Monitoring and censoring are essential tools in the manufacturing industry in regard to security, automation, and maintenance. Therefore, by implementing blockchain technology, businesses can ensure 100% IP protection.

CADChain: Recent research shows that the share of intangible assets has greatly increased in manufacturing and become larger than tangible assets. What do you think those assets are?

GT: Investment in intangible assets that underpin the knowledge or learning economy, such as intellectual property (IP), research, technology and software, and human capital, has risen inexorably over the past quarter-century. Also, the COVID-19 pandemic appears to have accelerated this shift toward a dematerialized and decentralized economy.

From my perspective, companies that master the deployment of intangible investment will be well-positioned to outperform their peers. Humanity experiences the start of a new stage in the history of capitalism based on learning, knowledge, and intellectual capital.

CADChain: What do you think about blockchain technology? What value can it bring to the industry?

GT: There are three main benefits of the implementation of blockchain technology:

  • The main advantage is the fact that companies will be able to use and share their CAD files with the same ease they use their bank cards while being protected. It can ensure efficiency also because no matter what changes are made to the files, their identity will be unique.
  • In recent years, the implementation of cloud technology has allowed companies to enhance the communication and the efficiency of design engineers, by letting them work in parallel. However, a new problem to secure the CAD files’ integrity emerged.
  • Free launchers are going to be greatly benefited, as they will be able to sell their drawings while ensuring security on their rights to the product. Therefore, the implementation of a coin to support such transactions could be viable in the future. In detail, there are a lot of websites for professional or non-professional designers that offer free or low-cost drawings such as Thingiverse that could be even more productive and operational under the protection of blockchain security protocols. Consequently, this will create another incentive for designers to upload their drawings.

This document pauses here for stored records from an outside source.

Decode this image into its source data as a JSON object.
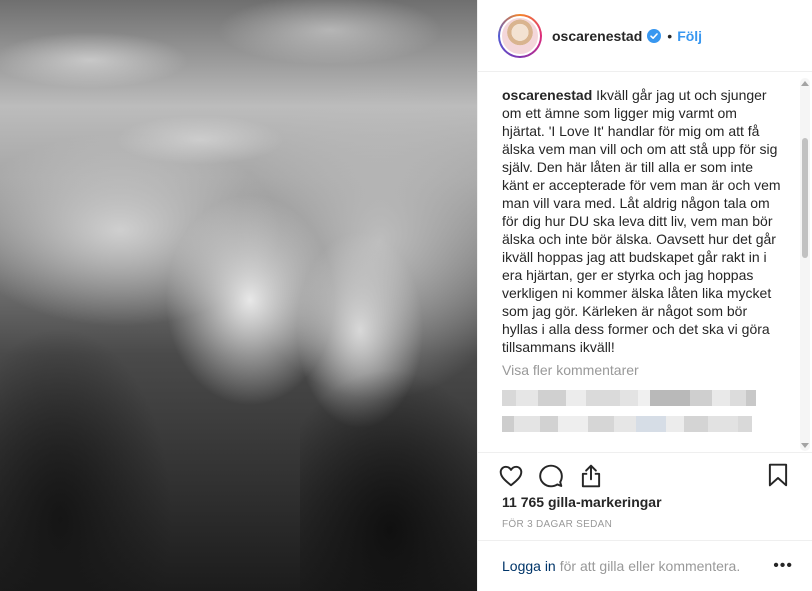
{
  "post": {
    "username": "oscarenestad",
    "follow_label": "Följ",
    "separator": "•",
    "caption": "Ikväll går jag ut och sjunger om ett ämne som ligger mig varmt om hjärtat. 'I Love It' handlar för mig om att få älska vem man vill och om att stå upp för sig själv. Den här låten är till alla er som inte känt er accepterade för vem man är och vem man vill vara med. Låt aldrig någon tala om för dig hur DU ska leva ditt liv, vem man bör älska och inte bör älska. Oavsett hur det går ikväll hoppas jag att budskapet går rakt in i era hjärtan, ger er styrka och jag hoppas verkligen ni kommer älska låten lika mycket som jag gör. Kärleken är något som bör hyllas i alla dess former och det ska vi göra tillsammans ikväll!",
    "view_more_comments": "Visa fler kommentarer",
    "likes": "11 765 gilla-markeringar",
    "time_ago": "FÖR 3 DAGAR SEDAN"
  },
  "footer": {
    "login_label": "Logga in",
    "login_text": "för att gilla eller kommentera.",
    "more_label": "•••"
  },
  "icons": {
    "verified": "verified-badge-icon",
    "like": "heart-icon",
    "comment": "comment-bubble-icon",
    "share": "share-icon",
    "save": "bookmark-icon"
  },
  "colors": {
    "link_blue": "#3897f0",
    "verified_blue": "#3897f0",
    "login_blue": "#003569",
    "muted": "#999999",
    "text": "#262626",
    "divider": "#efefef"
  }
}
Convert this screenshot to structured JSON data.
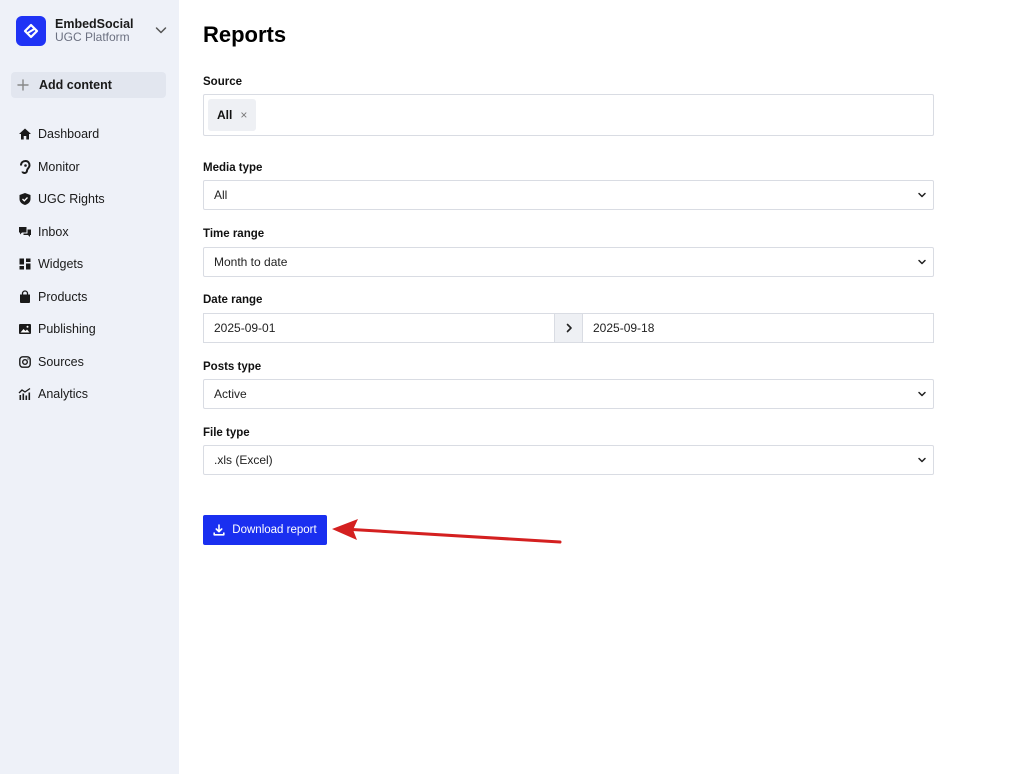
{
  "brand": {
    "name": "EmbedSocial",
    "subtitle": "UGC Platform",
    "logo_icon": "embedsocial-logo-icon",
    "accent_color": "#1f33f5"
  },
  "sidebar": {
    "add_content_label": "Add content",
    "items": [
      {
        "label": "Dashboard",
        "icon": "home-icon"
      },
      {
        "label": "Monitor",
        "icon": "ear-icon"
      },
      {
        "label": "UGC Rights",
        "icon": "shield-icon"
      },
      {
        "label": "Inbox",
        "icon": "chat-bubbles-icon"
      },
      {
        "label": "Widgets",
        "icon": "widgets-grid-icon"
      },
      {
        "label": "Products",
        "icon": "shopping-bag-icon"
      },
      {
        "label": "Publishing",
        "icon": "image-icon"
      },
      {
        "label": "Sources",
        "icon": "instagram-icon"
      },
      {
        "label": "Analytics",
        "icon": "analytics-chart-icon"
      }
    ]
  },
  "page": {
    "title": "Reports"
  },
  "form": {
    "source": {
      "label": "Source",
      "tag": "All",
      "remove_glyph": "×"
    },
    "media_type": {
      "label": "Media type",
      "value": "All"
    },
    "time_range": {
      "label": "Time range",
      "value": "Month to date"
    },
    "date_range": {
      "label": "Date range",
      "start": "2025-09-01",
      "end": "2025-09-18"
    },
    "posts_type": {
      "label": "Posts type",
      "value": "Active"
    },
    "file_type": {
      "label": "File type",
      "value": ".xls (Excel)"
    },
    "download_label": "Download report",
    "button_color": "#1a2ff0"
  },
  "annotation": {
    "arrow_color": "#d42020"
  }
}
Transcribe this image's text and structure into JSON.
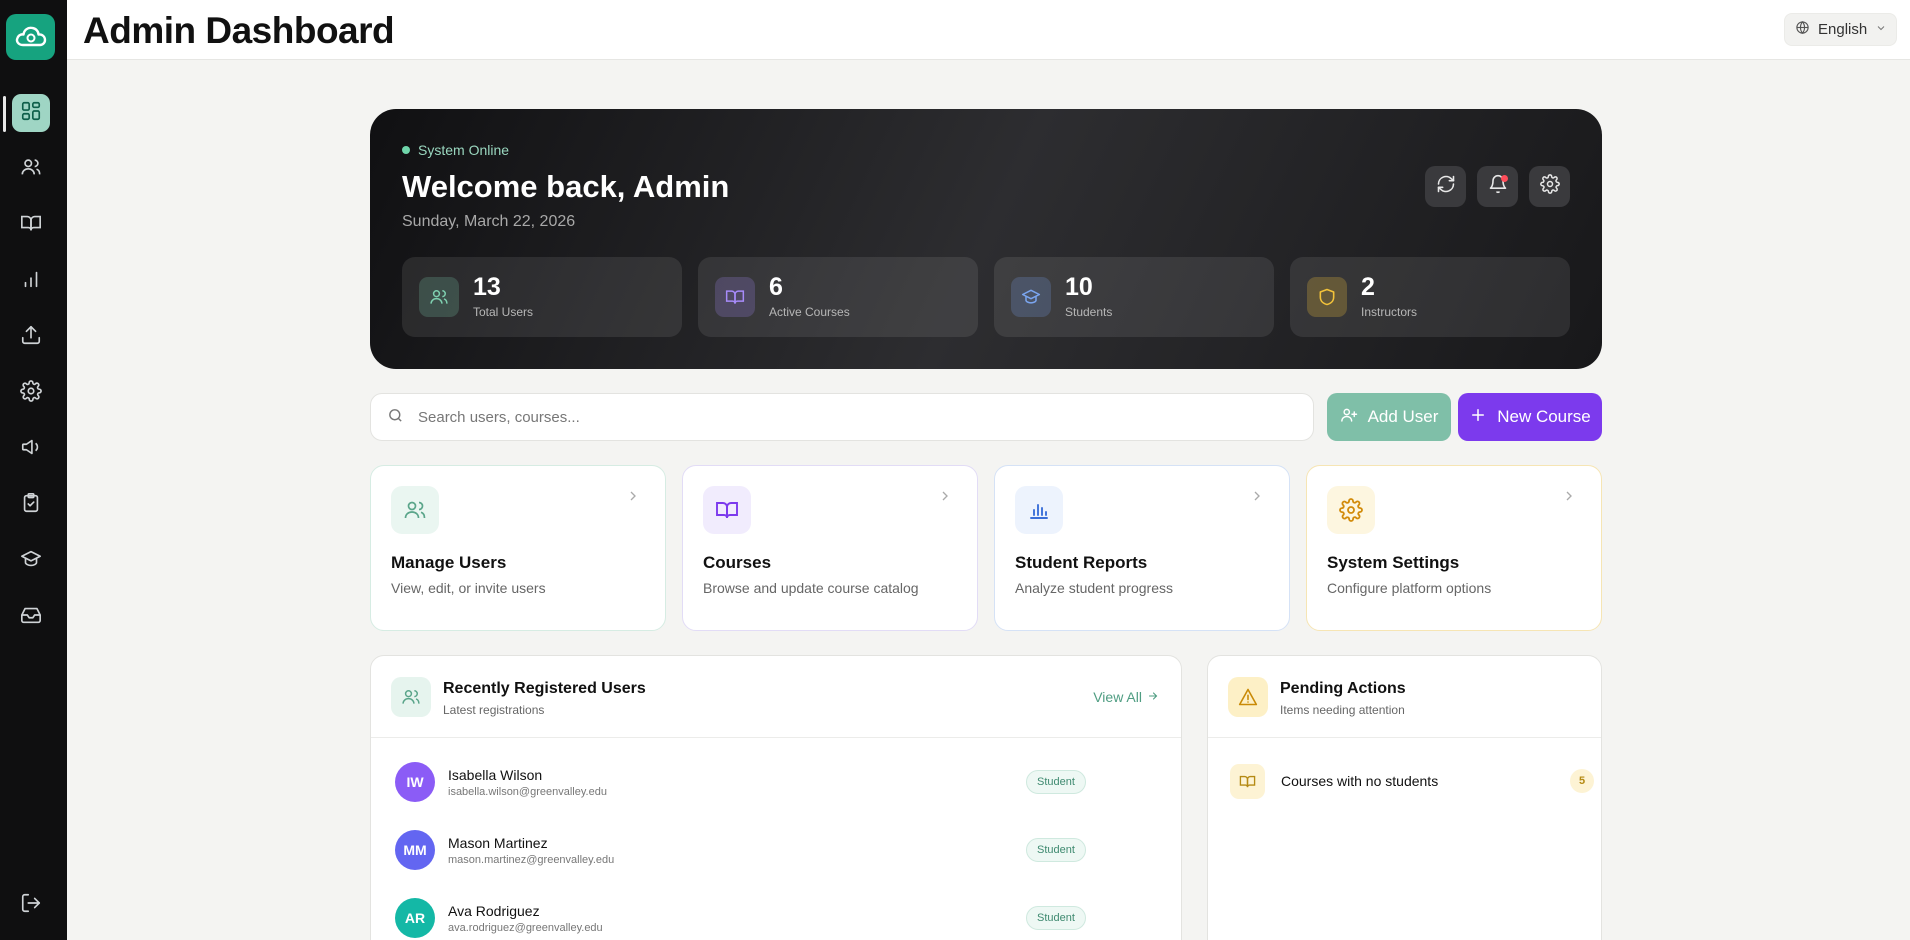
{
  "header": {
    "title": "Admin Dashboard",
    "language": "English"
  },
  "hero": {
    "status": "System Online",
    "welcome": "Welcome back, Admin",
    "date": "Sunday, March 22, 2026",
    "stats": [
      {
        "value": "13",
        "label": "Total Users",
        "color": "#7fd0b0"
      },
      {
        "value": "6",
        "label": "Active Courses",
        "color": "#a78bfa"
      },
      {
        "value": "10",
        "label": "Students",
        "color": "#7ba6f0"
      },
      {
        "value": "2",
        "label": "Instructors",
        "color": "#f3c33a"
      }
    ]
  },
  "search": {
    "placeholder": "Search users, courses..."
  },
  "actions": {
    "add_user": "Add User",
    "new_course": "New Course"
  },
  "quick_cards": [
    {
      "title": "Manage Users",
      "desc": "View, edit, or invite users"
    },
    {
      "title": "Courses",
      "desc": "Browse and update course catalog"
    },
    {
      "title": "Student Reports",
      "desc": "Analyze student progress"
    },
    {
      "title": "System Settings",
      "desc": "Configure platform options"
    }
  ],
  "recent_users": {
    "title": "Recently Registered Users",
    "subtitle": "Latest registrations",
    "view_all": "View All",
    "users": [
      {
        "initials": "IW",
        "name": "Isabella Wilson",
        "email": "isabella.wilson@greenvalley.edu",
        "role": "Student",
        "color": "#8b5cf6"
      },
      {
        "initials": "MM",
        "name": "Mason Martinez",
        "email": "mason.martinez@greenvalley.edu",
        "role": "Student",
        "color": "#6366f1"
      },
      {
        "initials": "AR",
        "name": "Ava Rodriguez",
        "email": "ava.rodriguez@greenvalley.edu",
        "role": "Student",
        "color": "#14b8a6"
      }
    ]
  },
  "pending": {
    "title": "Pending Actions",
    "subtitle": "Items needing attention",
    "items": [
      {
        "label": "Courses with no students",
        "count": "5"
      }
    ]
  },
  "colors": {
    "accent": "#7c3aed",
    "brand": "#16a37f",
    "accent_green": "#7fbfa8"
  }
}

CADChainWhat kind of tools do you usually use for CAD data protection in your work? Do you consider blockchain solutions for this purpose?

GT: Blockchain technology is expected to be the future of encryption. Taking a step back, we can talk about the CIA protocol that applies to encryption, namely Confidentiality, Integrity, and Availability.

Confidentiality comes from the fact that blockchain encryption cannot be broken, except by using current techniques and/or technology, integrity since every transaction within the blockchain can be tracked and approved. And finally, availability because of the number of peers and nodes that can verify actions rapidly.

Unfortunately, for small to medium scale companies’ data protection for CAD files is no different than this for any other set of data. Some of the software, like Sealpath, are good alternatives, while someone can get a demo upon request to test the capabilities. But, in my point of view, a more solid and permanent solution is needed, and I believe that blockchain mixed with cybersecurity is the major one.